▸ Task details
With pictures omitted, restate the data word for word.

━━ Data to examine

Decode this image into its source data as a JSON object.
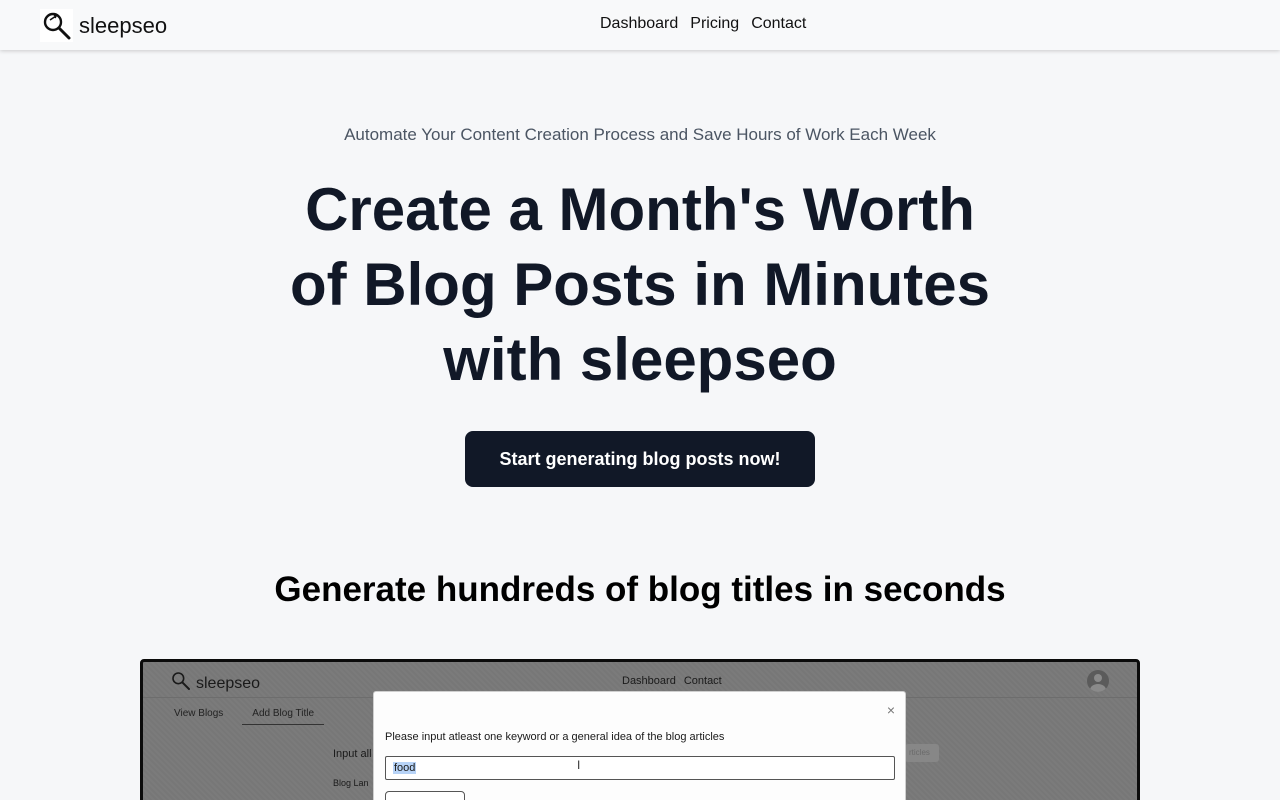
{
  "navbar": {
    "brand": "sleepseo",
    "links": [
      "Dashboard",
      "Pricing",
      "Contact"
    ]
  },
  "hero": {
    "tagline": "Automate Your Content Creation Process and Save Hours of Work Each Week",
    "title": "Create a Month's Worth of Blog Posts in Minutes with sleepseo",
    "cta_label": "Start generating blog posts now!"
  },
  "feature": {
    "title": "Generate hundreds of blog titles in seconds"
  },
  "demo": {
    "brand": "sleepseo",
    "nav_links": [
      "Dashboard",
      "Contact"
    ],
    "tabs": [
      "View Blogs",
      "Add Blog Title"
    ],
    "input_label": "Input all",
    "language_label": "Blog Lan",
    "right_button": "rticles",
    "modal": {
      "label": "Please input atleast one keyword or a general idea of the blog articles",
      "input_value": "food",
      "close": "×"
    }
  },
  "icons": {
    "logo": "magnifier-logo-icon",
    "close": "close-icon",
    "avatar": "user-avatar-icon",
    "cursor": "text-cursor-icon"
  }
}
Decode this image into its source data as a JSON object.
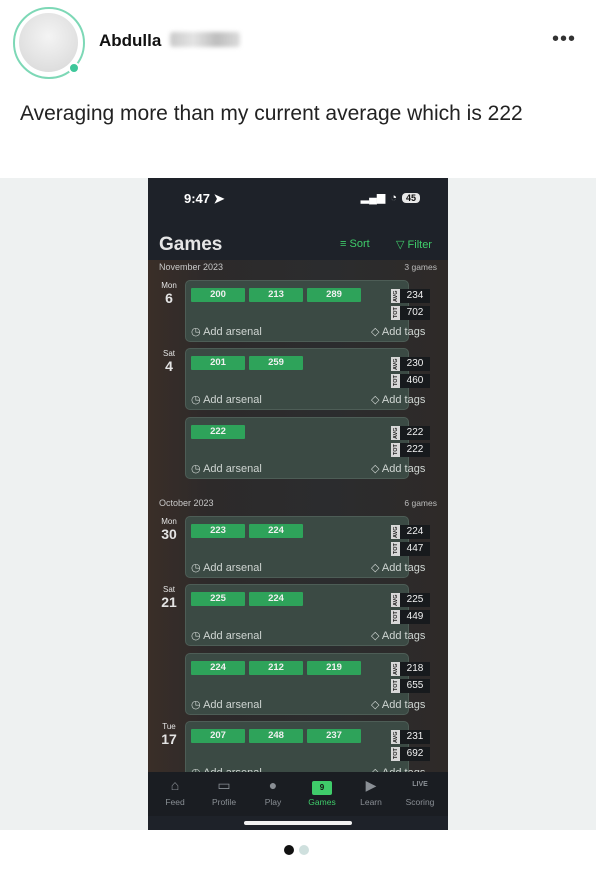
{
  "post": {
    "author": "Abdulla",
    "text": "Averaging more than my current average which is 222",
    "more_label": "•••"
  },
  "phone": {
    "status": {
      "time": "9:47",
      "battery": "45"
    },
    "header": {
      "title": "Games",
      "sort_label": "Sort",
      "filter_label": "Filter"
    },
    "sections": [
      {
        "month": "November 2023",
        "count": "3 games"
      },
      {
        "month": "October 2023",
        "count": "6 games"
      }
    ],
    "days": [
      {
        "name": "Mon",
        "num": "6"
      },
      {
        "name": "Sat",
        "num": "4"
      },
      {
        "name": "Mon",
        "num": "30"
      },
      {
        "name": "Sat",
        "num": "21"
      },
      {
        "name": "Tue",
        "num": "17"
      }
    ],
    "cards": [
      {
        "scores": [
          "200",
          "213",
          "289"
        ],
        "avg": "234",
        "tot": "702"
      },
      {
        "scores": [
          "201",
          "259"
        ],
        "avg": "230",
        "tot": "460"
      },
      {
        "scores": [
          "222"
        ],
        "avg": "222",
        "tot": "222"
      },
      {
        "scores": [
          "223",
          "224"
        ],
        "avg": "224",
        "tot": "447"
      },
      {
        "scores": [
          "225",
          "224"
        ],
        "avg": "225",
        "tot": "449"
      },
      {
        "scores": [
          "224",
          "212",
          "219"
        ],
        "avg": "218",
        "tot": "655"
      },
      {
        "scores": [
          "207",
          "248",
          "237"
        ],
        "avg": "231",
        "tot": "692"
      }
    ],
    "labels": {
      "avg": "AVG",
      "tot": "TOT",
      "arsenal": "Add arsenal",
      "tags": "Add tags"
    },
    "tabs": [
      {
        "label": "Feed"
      },
      {
        "label": "Profile"
      },
      {
        "label": "Play"
      },
      {
        "label": "Games",
        "icon_text": "9"
      },
      {
        "label": "Learn"
      },
      {
        "label": "Scoring",
        "icon_text": "LIVE"
      }
    ]
  },
  "carousel": {
    "active_index": 0,
    "count": 2
  }
}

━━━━

▸ Answer area
Decode this image into its source data as a JSON object.
{
  "navbar": {
    "brand": "sleepseo",
    "links": [
      "Dashboard",
      "Pricing",
      "Contact"
    ]
  },
  "hero": {
    "tagline": "Automate Your Content Creation Process and Save Hours of Work Each Week",
    "title": "Create a Month's Worth of Blog Posts in Minutes with sleepseo",
    "cta_label": "Start generating blog posts now!"
  },
  "feature": {
    "title": "Generate hundreds of blog titles in seconds"
  },
  "demo": {
    "brand": "sleepseo",
    "nav_links": [
      "Dashboard",
      "Contact"
    ],
    "tabs": [
      "View Blogs",
      "Add Blog Title"
    ],
    "input_label": "Input all",
    "language_label": "Blog Lan",
    "right_button": "rticles",
    "modal": {
      "label": "Please input atleast one keyword or a general idea of the blog articles",
      "input_value": "food",
      "close": "×"
    }
  },
  "icons": {
    "logo": "magnifier-logo-icon",
    "close": "close-icon",
    "avatar": "user-avatar-icon",
    "cursor": "text-cursor-icon"
  }
}
Decode this image into its source data as a JSON object.
{
  "post": {
    "author": "Abdulla",
    "text": "Averaging more than my current average which is 222",
    "more_label": "•••"
  },
  "phone": {
    "status": {
      "time": "9:47",
      "battery": "45"
    },
    "header": {
      "title": "Games",
      "sort_label": "Sort",
      "filter_label": "Filter"
    },
    "sections": [
      {
        "month": "November 2023",
        "count": "3 games"
      },
      {
        "month": "October 2023",
        "count": "6 games"
      }
    ],
    "days": [
      {
        "name": "Mon",
        "num": "6"
      },
      {
        "name": "Sat",
        "num": "4"
      },
      {
        "name": "Mon",
        "num": "30"
      },
      {
        "name": "Sat",
        "num": "21"
      },
      {
        "name": "Tue",
        "num": "17"
      }
    ],
    "cards": [
      {
        "scores": [
          "200",
          "213",
          "289"
        ],
        "avg": "234",
        "tot": "702"
      },
      {
        "scores": [
          "201",
          "259"
        ],
        "avg": "230",
        "tot": "460"
      },
      {
        "scores": [
          "222"
        ],
        "avg": "222",
        "tot": "222"
      },
      {
        "scores": [
          "223",
          "224"
        ],
        "avg": "224",
        "tot": "447"
      },
      {
        "scores": [
          "225",
          "224"
        ],
        "avg": "225",
        "tot": "449"
      },
      {
        "scores": [
          "224",
          "212",
          "219"
        ],
        "avg": "218",
        "tot": "655"
      },
      {
        "scores": [
          "207",
          "248",
          "237"
        ],
        "avg": "231",
        "tot": "692"
      }
    ],
    "labels": {
      "avg": "AVG",
      "tot": "TOT",
      "arsenal": "Add arsenal",
      "tags": "Add tags"
    },
    "tabs": [
      {
        "label": "Feed"
      },
      {
        "label": "Profile"
      },
      {
        "label": "Play"
      },
      {
        "label": "Games",
        "icon_text": "9"
      },
      {
        "label": "Learn"
      },
      {
        "label": "Scoring",
        "icon_text": "LIVE"
      }
    ]
  },
  "carousel": {
    "active_index": 0,
    "count": 2
  }
}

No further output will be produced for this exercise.